It was a beautiful summer morning as Pat and I, plus 10 other riders, left headquarters to gather the herd for branding. The sun was cresting the horizon, and the lead horses were kicking up a little dust that turned golden in the waking light. There was the usual banter back and forth between neighbors over whose horse was the worst behaved that morning. One rider even pulled away from the crew and spun his horse in a circle a couple of times to show him who was boss. Meanwhile, our resident ranch dog, Odie, the blue heeler, was peddling right beside Pat’s horse, anxious to go to work.
The ranch road we were following had washed out over the years going down into a wide ravine. There were three sets of tracks in and out of the ravine, created while trying to avoid high centering the feed truck in the deepening ruts. As we trotted up to the gulley, our horses suddenly got humpy and two started jumping sideways. One rider began frantically hauling on the reins trying to get his horse’s head up. Another cowboy grabbed for the saddle horn as his trusty steed hunkered, spun a hundred-eighty degrees with all four feet off the ground and launched for headquarters. Cowboys and horses were scattering like quail and nobody knew why.
Then someone spotted the snake.
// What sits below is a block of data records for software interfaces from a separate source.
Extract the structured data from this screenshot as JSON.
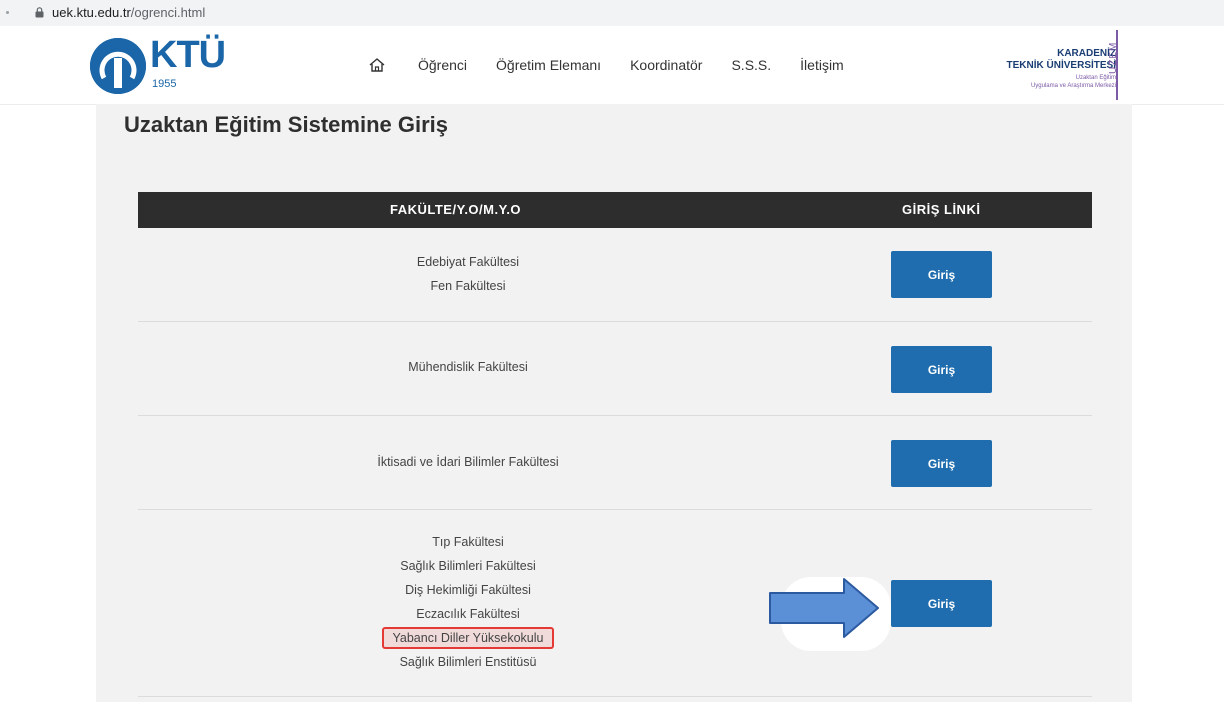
{
  "browser": {
    "url_host": "uek.ktu.edu.tr",
    "url_path": "/ogrenci.html"
  },
  "header": {
    "logo_text": "KTÜ",
    "logo_year": "1955",
    "nav": [
      "Öğrenci",
      "Öğretim Elemanı",
      "Koordinatör",
      "S.S.S.",
      "İletişim"
    ],
    "brand_line1": "KARADENİZ",
    "brand_line2": "TEKNİK ÜNİVERSİTESİ",
    "brand_line3": "Uzaktan Eğitim",
    "brand_line4": "Uygulama ve Araştırma Merkezi",
    "brand_side": "UZEM"
  },
  "page": {
    "title": "Uzaktan Eğitim Sistemine Giriş"
  },
  "table": {
    "col_faculty": "FAKÜLTE/Y.O/M.Y.O",
    "col_link": "GİRİŞ LİNKİ",
    "button_label": "Giriş",
    "rows": [
      {
        "faculties": [
          "Edebiyat Fakültesi",
          "Fen Fakültesi"
        ]
      },
      {
        "faculties": [
          "Mühendislik Fakültesi"
        ]
      },
      {
        "faculties": [
          "İktisadi ve İdari Bilimler Fakültesi"
        ]
      },
      {
        "faculties": [
          "Tıp Fakültesi",
          "Sağlık Bilimleri Fakültesi",
          "Diş Hekimliği Fakültesi",
          "Eczacılık Fakültesi",
          "Yabancı Diller Yüksekokulu",
          "Sağlık Bilimleri Enstitüsü"
        ]
      }
    ]
  },
  "colors": {
    "brand_blue": "#1a66a8",
    "button_blue": "#1f6dae",
    "header_dark": "#2d2d2d",
    "uzem_purple": "#7b5aa6",
    "highlight_red": "#e53935",
    "arrow_blue": "#5b8fd6"
  },
  "icons": {
    "home": "home-icon",
    "lock": "lock-icon"
  }
}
After some consternation, cussing and cajoling, all the horses with riders mostly attached were nervously gathered some distance from the source of the trouble. Pat handed his reins to the nearest neighbor and unlashed his lariat from the saddle. Snugging the loop into a hard knot half the size of a man’s hand, Pat cautiously approached the snake. The rattlesnake decided this looked like trouble, so he began rapidly slithering down one of the tire ruts toward the bottom of the gulch.
With the snake concentrating on getting away, Pat quickly edged up behind the reptile and popped him on the head with the knot of the lariat. That slowed the rattlesnake down so Pat could dispatch him with a few more whacks of the knot. Nudging the snake with his boot, Pat was satisfied the critter was dead. So, he grabbed the snake by the rattles and flung him toward the fenceline away from our path of travel.
Tying his string back on the saddle, Pat climb aboard his horse, and we gingerly eased our nervous steeds toward the ravine. That’s when Odie grabbed the snake by the tail, trotted toward us and began swinging the dead reptile in circles! The rodeo started all over again in earnest.
Best I can remember in the heat of battle, Pat was yelling, “Odie, no! Odie, no!” while Odie swung the snake in an ever-widening arc. The rest of us were just trying to keep one leg on each side of our horses and get away from Odie and the snake. The problem was that neither horses nor riders were sure which direction qualified as “away.” I can tell you there were plenty of wall-eyed looks – and that was just the riders.
Eventually, Pat convinced Odie to drop the snake, and we cautiously moved into the gully. Odie was so proud of himself he couldn’t understand why everyone was upset with him. You could just see the cartoon question mark above that dog’s head with the caption, “What’s wrong? Didn’t I do good killing that snake?”
- Commercial Angus Producer
- Amarillo, Texas
- Email James Beckham